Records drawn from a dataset

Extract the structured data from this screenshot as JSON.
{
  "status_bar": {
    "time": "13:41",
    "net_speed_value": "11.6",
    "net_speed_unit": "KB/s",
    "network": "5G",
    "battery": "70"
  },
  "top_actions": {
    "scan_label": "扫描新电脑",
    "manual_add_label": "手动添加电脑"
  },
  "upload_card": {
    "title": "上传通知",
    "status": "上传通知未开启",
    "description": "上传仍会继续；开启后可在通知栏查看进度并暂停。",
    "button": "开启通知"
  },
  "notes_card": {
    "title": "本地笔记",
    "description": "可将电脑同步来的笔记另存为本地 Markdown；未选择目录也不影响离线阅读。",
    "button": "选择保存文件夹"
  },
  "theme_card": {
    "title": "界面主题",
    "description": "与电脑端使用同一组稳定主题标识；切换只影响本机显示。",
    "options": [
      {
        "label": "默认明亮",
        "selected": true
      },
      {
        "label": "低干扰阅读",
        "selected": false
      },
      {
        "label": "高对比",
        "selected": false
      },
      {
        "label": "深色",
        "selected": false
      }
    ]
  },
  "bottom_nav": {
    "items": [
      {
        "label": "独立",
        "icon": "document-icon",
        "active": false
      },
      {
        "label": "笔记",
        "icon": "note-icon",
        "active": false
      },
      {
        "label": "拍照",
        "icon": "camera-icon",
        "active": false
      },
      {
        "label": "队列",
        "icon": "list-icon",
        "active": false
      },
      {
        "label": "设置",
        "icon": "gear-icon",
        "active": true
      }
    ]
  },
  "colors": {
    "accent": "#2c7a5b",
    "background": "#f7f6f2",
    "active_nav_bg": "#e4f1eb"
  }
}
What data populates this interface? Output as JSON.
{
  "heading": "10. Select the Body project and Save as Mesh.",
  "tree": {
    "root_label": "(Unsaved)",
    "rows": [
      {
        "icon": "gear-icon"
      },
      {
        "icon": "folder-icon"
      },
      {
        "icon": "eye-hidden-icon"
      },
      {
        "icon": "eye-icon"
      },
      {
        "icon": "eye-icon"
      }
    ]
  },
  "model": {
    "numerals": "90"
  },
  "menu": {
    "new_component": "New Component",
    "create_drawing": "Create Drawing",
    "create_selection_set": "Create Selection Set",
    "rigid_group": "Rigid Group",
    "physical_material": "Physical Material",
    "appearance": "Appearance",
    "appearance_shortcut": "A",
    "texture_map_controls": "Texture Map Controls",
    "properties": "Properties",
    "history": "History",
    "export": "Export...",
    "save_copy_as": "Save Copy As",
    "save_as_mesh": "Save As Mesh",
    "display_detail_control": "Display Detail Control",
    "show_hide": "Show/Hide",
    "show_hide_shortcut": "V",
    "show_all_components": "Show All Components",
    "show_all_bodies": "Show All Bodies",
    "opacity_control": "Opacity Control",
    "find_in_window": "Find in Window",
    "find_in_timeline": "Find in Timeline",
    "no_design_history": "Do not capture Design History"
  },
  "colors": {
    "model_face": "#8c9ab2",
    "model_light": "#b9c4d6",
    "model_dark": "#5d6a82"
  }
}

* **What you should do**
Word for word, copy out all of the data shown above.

* **Task answer**
Extract the structured data from this screenshot as JSON.
{
  "status_bar": {
    "time": "13:41",
    "net_speed_value": "11.6",
    "net_speed_unit": "KB/s",
    "network": "5G",
    "battery": "70"
  },
  "top_actions": {
    "scan_label": "扫描新电脑",
    "manual_add_label": "手动添加电脑"
  },
  "upload_card": {
    "title": "上传通知",
    "status": "上传通知未开启",
    "description": "上传仍会继续；开启后可在通知栏查看进度并暂停。",
    "button": "开启通知"
  },
  "notes_card": {
    "title": "本地笔记",
    "description": "可将电脑同步来的笔记另存为本地 Markdown；未选择目录也不影响离线阅读。",
    "button": "选择保存文件夹"
  },
  "theme_card": {
    "title": "界面主题",
    "description": "与电脑端使用同一组稳定主题标识；切换只影响本机显示。",
    "options": [
      {
        "label": "默认明亮",
        "selected": true
      },
      {
        "label": "低干扰阅读",
        "selected": false
      },
      {
        "label": "高对比",
        "selected": false
      },
      {
        "label": "深色",
        "selected": false
      }
    ]
  },
  "bottom_nav": {
    "items": [
      {
        "label": "独立",
        "icon": "document-icon",
        "active": false
      },
      {
        "label": "笔记",
        "icon": "note-icon",
        "active": false
      },
      {
        "label": "拍照",
        "icon": "camera-icon",
        "active": false
      },
      {
        "label": "队列",
        "icon": "list-icon",
        "active": false
      },
      {
        "label": "设置",
        "icon": "gear-icon",
        "active": true
      }
    ]
  },
  "colors": {
    "accent": "#2c7a5b",
    "background": "#f7f6f2",
    "active_nav_bg": "#e4f1eb"
  }
}
What data populates this interface? Output as JSON.
{
  "heading": "10. Select the Body project and Save as Mesh.",
  "tree": {
    "root_label": "(Unsaved)",
    "rows": [
      {
        "icon": "gear-icon"
      },
      {
        "icon": "folder-icon"
      },
      {
        "icon": "eye-hidden-icon"
      },
      {
        "icon": "eye-icon"
      },
      {
        "icon": "eye-icon"
      }
    ]
  },
  "model": {
    "numerals": "90"
  },
  "menu": {
    "new_component": "New Component",
    "create_drawing": "Create Drawing",
    "create_selection_set": "Create Selection Set",
    "rigid_group": "Rigid Group",
    "physical_material": "Physical Material",
    "appearance": "Appearance",
    "appearance_shortcut": "A",
    "texture_map_controls": "Texture Map Controls",
    "properties": "Properties",
    "history": "History",
    "export": "Export...",
    "save_copy_as": "Save Copy As",
    "save_as_mesh": "Save As Mesh",
    "display_detail_control": "Display Detail Control",
    "show_hide": "Show/Hide",
    "show_hide_shortcut": "V",
    "show_all_components": "Show All Components",
    "show_all_bodies": "Show All Bodies",
    "opacity_control": "Opacity Control",
    "find_in_window": "Find in Window",
    "find_in_timeline": "Find in Timeline",
    "no_design_history": "Do not capture Design History"
  },
  "colors": {
    "model_face": "#8c9ab2",
    "model_light": "#b9c4d6",
    "model_dark": "#5d6a82"
  }
}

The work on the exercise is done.